A line qualifies if it holds the string "only". Copy every qualifying line from the records.

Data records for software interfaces
--------

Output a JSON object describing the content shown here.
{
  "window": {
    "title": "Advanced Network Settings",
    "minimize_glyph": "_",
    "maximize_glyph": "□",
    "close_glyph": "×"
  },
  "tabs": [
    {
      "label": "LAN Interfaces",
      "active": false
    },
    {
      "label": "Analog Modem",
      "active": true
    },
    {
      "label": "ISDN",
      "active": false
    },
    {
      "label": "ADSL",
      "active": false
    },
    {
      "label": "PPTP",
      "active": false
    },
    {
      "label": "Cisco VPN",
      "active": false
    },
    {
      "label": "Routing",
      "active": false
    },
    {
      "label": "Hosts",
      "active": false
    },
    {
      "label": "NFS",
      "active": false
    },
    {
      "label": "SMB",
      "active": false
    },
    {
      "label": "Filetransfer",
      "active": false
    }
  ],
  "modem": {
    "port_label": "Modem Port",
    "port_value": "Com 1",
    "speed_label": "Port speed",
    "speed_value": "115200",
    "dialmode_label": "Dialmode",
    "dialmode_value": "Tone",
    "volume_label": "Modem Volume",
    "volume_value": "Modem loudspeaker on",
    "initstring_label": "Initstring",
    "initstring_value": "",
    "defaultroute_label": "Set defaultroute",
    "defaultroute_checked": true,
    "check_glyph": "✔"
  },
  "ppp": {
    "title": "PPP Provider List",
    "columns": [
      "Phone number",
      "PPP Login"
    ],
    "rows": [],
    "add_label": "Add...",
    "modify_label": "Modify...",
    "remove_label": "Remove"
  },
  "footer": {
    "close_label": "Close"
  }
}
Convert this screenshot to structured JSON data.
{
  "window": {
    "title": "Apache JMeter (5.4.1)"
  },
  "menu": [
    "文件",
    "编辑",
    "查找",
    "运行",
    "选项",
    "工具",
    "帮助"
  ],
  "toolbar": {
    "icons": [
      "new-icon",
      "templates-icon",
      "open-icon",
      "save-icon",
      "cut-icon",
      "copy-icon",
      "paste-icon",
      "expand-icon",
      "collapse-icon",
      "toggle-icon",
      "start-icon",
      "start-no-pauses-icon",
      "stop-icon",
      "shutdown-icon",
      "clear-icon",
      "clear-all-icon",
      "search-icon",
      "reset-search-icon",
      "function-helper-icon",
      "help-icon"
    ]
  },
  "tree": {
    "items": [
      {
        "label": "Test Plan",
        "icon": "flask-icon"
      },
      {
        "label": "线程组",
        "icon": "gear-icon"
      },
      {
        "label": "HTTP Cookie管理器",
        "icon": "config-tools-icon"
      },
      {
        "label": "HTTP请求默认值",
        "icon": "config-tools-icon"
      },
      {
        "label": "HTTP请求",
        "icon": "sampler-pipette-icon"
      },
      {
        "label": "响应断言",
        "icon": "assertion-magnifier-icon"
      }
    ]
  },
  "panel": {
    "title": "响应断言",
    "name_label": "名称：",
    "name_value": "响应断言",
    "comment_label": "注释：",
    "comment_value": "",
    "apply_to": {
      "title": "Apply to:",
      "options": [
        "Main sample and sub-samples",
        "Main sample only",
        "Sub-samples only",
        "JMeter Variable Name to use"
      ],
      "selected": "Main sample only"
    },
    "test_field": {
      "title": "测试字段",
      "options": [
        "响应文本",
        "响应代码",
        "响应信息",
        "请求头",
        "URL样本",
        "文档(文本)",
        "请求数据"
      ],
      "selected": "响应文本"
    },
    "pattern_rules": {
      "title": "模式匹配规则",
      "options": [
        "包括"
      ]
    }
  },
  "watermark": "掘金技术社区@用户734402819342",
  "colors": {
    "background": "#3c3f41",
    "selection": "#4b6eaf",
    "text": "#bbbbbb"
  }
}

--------

**RESPONSE TO THIS TASK:**
        "Main sample only",
        "Sub-samples only",
      "selected": "Main sample only"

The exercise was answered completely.